An international consortium has sequenced the Y chromosome in the Anopheles gambiae mosquito species. Also, it has identified a possible male-determining gene, which appears to be conserved in closely related mosquito species. [James Gathany, CDC, Public Health Image Library]
The genome of the malaria-carrying mosquito was sequenced at least a decade ago, and current mosquito-control efforts emphasize genetic strategies for biasing mosquito populations toward males, particularly infertile males. So, you would think that we would have figured out the mosquito’s Y chromosome. But we hadn’t—at least not until the recently announced success of a Y chromosome–sequencing project.
The project, which involved a large international consortium, was described in an article that appeared March 29 in the Proceedings of the National Academy of Sciences (PNAS). The article explains how scientists overcame difficulties in sequencing the Y chromosome, which previously stumped the algorithms used by computers to assemble the mosquito’s entire genetic makeup. Also, the article explains how scientists discovered a long-hypothesized male-determining gene in the Anopheles mosquito species that carries malaria, laying the groundwork for the development of strategies that could help control the disease, which kills as many as 907,000 people each year.
The PNAS article (“Radical Remodeling of the Y Chromosome in a Recent Radiation of Malaria Mosquitoes”) was highlighted in a pair of press releases from Virginia Tech and the University of California Riverside, two of the four universities in the U.S. that participated in the sequencing project. The Virginia Tech researchers indicated that they helped apply new sequencing technology, which helped scientists overcome the problem of repetitive DNA sequences in the Y chromosome.
“We were able to get around this obstacle (at least partially) by using a new long single-molecule sequencing technology, a new bioinformatics algorithm specifically designed to identify Y sequences, and physical mapping of DNA directly to the Y chromosome,” said co-author Igor Sharakhov, an associate professor of entomology at Virginia Tech. “Our study provides a long-awaited foundation for studying mosquito Y chromosome biology and evolution.”
“Our combined efforts have resulted in the most extensive characterization of the Y chromosome to date in additional malaria vectors as well, which will help identify targeted vector control approaches for different species,” said co-author Atashi Sharma, a doctoral at Virginia Tech.
The release issued by the University of California Riverside noted that the scientists participating in the project found only one gene, known as YG2, which is exclusive to the Y chromosome across the species complex, and thus is a possible male-determining gene.

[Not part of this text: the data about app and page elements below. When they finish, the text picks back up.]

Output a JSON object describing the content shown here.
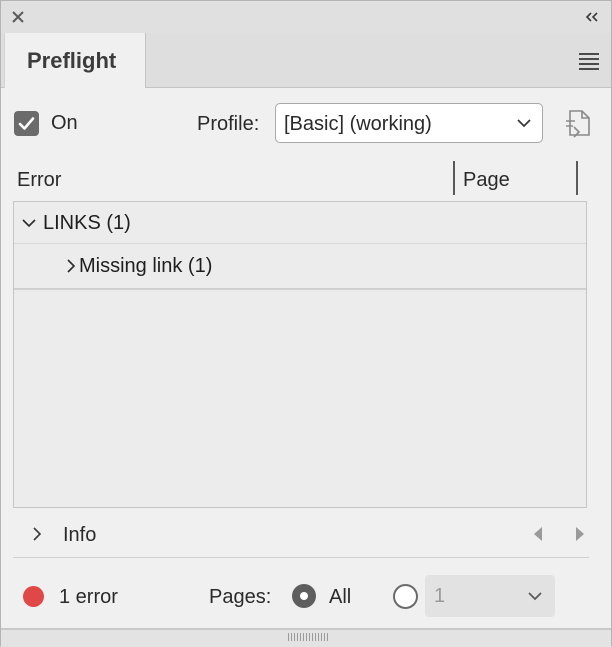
{
  "panel": {
    "tab_title": "Preflight",
    "icons": {
      "close": "close-icon",
      "collapse": "double-chevron-left-icon",
      "menu": "hamburger-menu-icon"
    }
  },
  "controls": {
    "on_checked": true,
    "on_label": "On",
    "profile_label": "Profile:",
    "profile_value": "[Basic] (working)",
    "profile_icon": "document-define-profiles-icon"
  },
  "columns": {
    "error": "Error",
    "page": "Page"
  },
  "errors": [
    {
      "label": "LINKS (1)",
      "expanded": true,
      "level": 0
    },
    {
      "label": "Missing link (1)",
      "expanded": false,
      "level": 1
    }
  ],
  "info": {
    "label": "Info",
    "expanded": false
  },
  "status": {
    "error_count_text": "1 error",
    "status_color": "#e04848"
  },
  "pages": {
    "label": "Pages:",
    "all_label": "All",
    "all_selected": true,
    "range_value": "1"
  }
}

“Exploiting 52 sex-specific An. gambiae RNA-Seq datasets representing all developmental stages, we identified a small repertoire of Y-linked genes that lack X gametologs and are not Y-linked in any other species except An. gambiae, with the notable exception of YG2, a candidate male-determining gene,” the authors of the PNAS paper wrote. “YG2 is the only gene conserved and exclusive to the Y in all species examined, yet sequence similarity to YG2 is not detectable in the genome of a more distant mosquito relative, suggesting rapid evolution of Y chromosome genes in this highly dynamic genus of malaria vectors.”
The paper also noted that interest in male mosquitoes has been motivated by the potential to develop novel vector control strategies, exploiting the fact that males do not feed on blood or transmit diseases, such as malaria. “The extensive characterization of the An. gambiae Y provides a long-awaited foundation for studying male mosquito biology,” the paper concluded, “and will inform novel mosquito control strategies based on the manipulation of Y chromosomes.”